ACTION ITEM:
Your task is to reproduce exactly the lines from the line with "Parse this screenshot: output" through the end of the records below.
Segment Start: DATA SHOWN
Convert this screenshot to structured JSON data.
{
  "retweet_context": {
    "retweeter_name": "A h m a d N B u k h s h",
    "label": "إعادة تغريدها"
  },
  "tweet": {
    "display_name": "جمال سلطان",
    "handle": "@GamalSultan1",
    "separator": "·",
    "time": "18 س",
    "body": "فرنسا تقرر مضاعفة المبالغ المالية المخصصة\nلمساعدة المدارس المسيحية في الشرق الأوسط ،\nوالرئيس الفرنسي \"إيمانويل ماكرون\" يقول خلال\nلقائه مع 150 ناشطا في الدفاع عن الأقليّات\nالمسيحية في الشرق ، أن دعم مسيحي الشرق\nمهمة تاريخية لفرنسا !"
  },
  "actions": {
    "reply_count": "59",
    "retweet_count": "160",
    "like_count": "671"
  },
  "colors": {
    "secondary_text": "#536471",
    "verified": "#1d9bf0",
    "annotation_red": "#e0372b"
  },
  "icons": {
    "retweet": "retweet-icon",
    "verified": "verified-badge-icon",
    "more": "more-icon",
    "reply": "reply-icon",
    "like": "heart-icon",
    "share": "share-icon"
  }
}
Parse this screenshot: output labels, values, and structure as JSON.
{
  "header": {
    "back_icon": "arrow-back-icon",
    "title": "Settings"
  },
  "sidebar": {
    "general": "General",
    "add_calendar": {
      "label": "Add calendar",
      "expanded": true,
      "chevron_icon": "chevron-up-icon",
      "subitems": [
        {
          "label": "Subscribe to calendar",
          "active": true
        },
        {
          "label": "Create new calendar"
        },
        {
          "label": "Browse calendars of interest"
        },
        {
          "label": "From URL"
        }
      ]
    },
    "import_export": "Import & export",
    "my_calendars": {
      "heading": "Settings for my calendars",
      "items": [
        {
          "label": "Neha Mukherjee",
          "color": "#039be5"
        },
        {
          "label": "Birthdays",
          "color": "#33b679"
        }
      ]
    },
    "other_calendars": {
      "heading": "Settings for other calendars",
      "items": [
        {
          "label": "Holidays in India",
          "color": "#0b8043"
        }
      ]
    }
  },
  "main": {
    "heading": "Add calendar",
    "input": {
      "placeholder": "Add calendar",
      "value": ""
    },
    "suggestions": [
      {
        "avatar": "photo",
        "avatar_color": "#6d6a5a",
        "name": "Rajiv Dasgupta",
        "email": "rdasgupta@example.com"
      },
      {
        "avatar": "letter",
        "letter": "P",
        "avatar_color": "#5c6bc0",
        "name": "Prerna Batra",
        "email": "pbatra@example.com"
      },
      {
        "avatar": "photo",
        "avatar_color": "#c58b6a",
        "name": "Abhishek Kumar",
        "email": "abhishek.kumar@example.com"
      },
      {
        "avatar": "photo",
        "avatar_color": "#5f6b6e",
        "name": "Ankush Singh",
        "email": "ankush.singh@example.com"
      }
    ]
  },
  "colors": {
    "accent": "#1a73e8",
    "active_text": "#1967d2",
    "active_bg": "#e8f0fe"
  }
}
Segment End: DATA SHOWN
ANSWER SECTION:
Parse this screenshot: output labels, values, and structure as JSON.
{
  "header": {
    "back_icon": "arrow-back-icon",
    "title": "Settings"
  },
  "sidebar": {
    "general": "General",
    "add_calendar": {
      "label": "Add calendar",
      "expanded": true,
      "chevron_icon": "chevron-up-icon",
      "subitems": [
        {
          "label": "Subscribe to calendar",
          "active": true
        },
        {
          "label": "Create new calendar"
        },
        {
          "label": "Browse calendars of interest"
        },
        {
          "label": "From URL"
        }
      ]
    },
    "import_export": "Import & export",
    "my_calendars": {
      "heading": "Settings for my calendars",
      "items": [
        {
          "label": "Neha Mukherjee",
          "color": "#039be5"
        },
        {
          "label": "Birthdays",
          "color": "#33b679"
        }
      ]
    },
    "other_calendars": {
      "heading": "Settings for other calendars",
      "items": [
        {
          "label": "Holidays in India",
          "color": "#0b8043"
        }
      ]
    }
  },
  "main": {
    "heading": "Add calendar",
    "input": {
      "placeholder": "Add calendar",
      "value": ""
    },
    "suggestions": [
      {
        "avatar": "photo",
        "avatar_color": "#6d6a5a",
        "name": "Rajiv Dasgupta",
        "email": "rdasgupta@example.com"
      },
      {
        "avatar": "letter",
        "letter": "P",
        "avatar_color": "#5c6bc0",
        "name": "Prerna Batra",
        "email": "pbatra@example.com"
      },
      {
        "avatar": "photo",
        "avatar_color": "#c58b6a",
        "name": "Abhishek Kumar",
        "email": "abhishek.kumar@example.com"
      },
      {
        "avatar": "photo",
        "avatar_color": "#5f6b6e",
        "name": "Ankush Singh",
        "email": "ankush.singh@example.com"
      }
    ]
  },
  "colors": {
    "accent": "#1a73e8",
    "active_text": "#1967d2",
    "active_bg": "#e8f0fe"
  }
}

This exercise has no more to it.